The 1939 Lists, drawn up at the advent of war, show Eva was still at home with her parents at 72 Glebe Road and was working as an accountant and still single. She eventually married William Meadows in 1945.
Ruth said: “They lived in Maidenhead until he retired and then they came up to Norfolk and ran the Great Plumstead Post Office for a few years. When they finished with the shop they retired to Holt.”
Rosie added: “I do have vivid memories of memories of going to visit them at the shop in Great Plumstead and having lots of sweets!”
Eva siblings went on to lived across Norfolk. “Auntie Ethel didn’t have children but she married and lived in Poringland where grandad built her bungalow,” said Ruth. “Gladys married a first world war soldier who had lost a leg and lived near Glasgow. Auntie Doris married the bank manager at Holt
“My mum married George and lived on Trafford Road where I was born. Lily lived on Cozens Hardy Road, and Phyllis married a Metropolitan policeman and when he retired they moved on to Reepham Road.

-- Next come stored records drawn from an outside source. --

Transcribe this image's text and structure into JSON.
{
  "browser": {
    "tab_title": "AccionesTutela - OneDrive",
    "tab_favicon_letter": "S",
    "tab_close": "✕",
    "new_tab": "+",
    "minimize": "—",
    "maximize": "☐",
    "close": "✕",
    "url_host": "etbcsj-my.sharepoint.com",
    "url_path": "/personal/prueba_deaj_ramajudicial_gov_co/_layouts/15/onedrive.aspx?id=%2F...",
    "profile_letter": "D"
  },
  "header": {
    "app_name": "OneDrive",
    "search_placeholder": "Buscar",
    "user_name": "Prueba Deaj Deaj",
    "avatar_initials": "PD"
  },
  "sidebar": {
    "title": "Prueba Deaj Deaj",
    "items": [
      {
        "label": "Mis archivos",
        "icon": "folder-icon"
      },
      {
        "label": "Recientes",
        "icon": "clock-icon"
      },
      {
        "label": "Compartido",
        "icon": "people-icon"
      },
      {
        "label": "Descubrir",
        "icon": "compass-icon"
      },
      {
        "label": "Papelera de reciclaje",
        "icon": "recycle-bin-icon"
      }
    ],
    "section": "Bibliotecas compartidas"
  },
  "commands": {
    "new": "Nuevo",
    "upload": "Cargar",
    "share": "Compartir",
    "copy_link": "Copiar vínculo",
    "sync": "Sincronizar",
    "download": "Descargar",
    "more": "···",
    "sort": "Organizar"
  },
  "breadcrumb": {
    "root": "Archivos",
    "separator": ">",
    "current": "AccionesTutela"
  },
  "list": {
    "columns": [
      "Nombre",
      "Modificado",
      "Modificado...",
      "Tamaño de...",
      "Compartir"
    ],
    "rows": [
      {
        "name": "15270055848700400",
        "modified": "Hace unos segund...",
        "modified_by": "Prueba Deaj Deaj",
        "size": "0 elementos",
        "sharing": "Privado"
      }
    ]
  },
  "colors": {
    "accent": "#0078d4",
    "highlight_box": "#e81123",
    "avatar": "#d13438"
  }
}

“Amongst the brothers, Walter married Maggie and they lived in Wales, Arthur worked at Carrow and ran the cricket ground social club for years and lived on Cricket Ground Road. Alfred lived around Unthank Road.”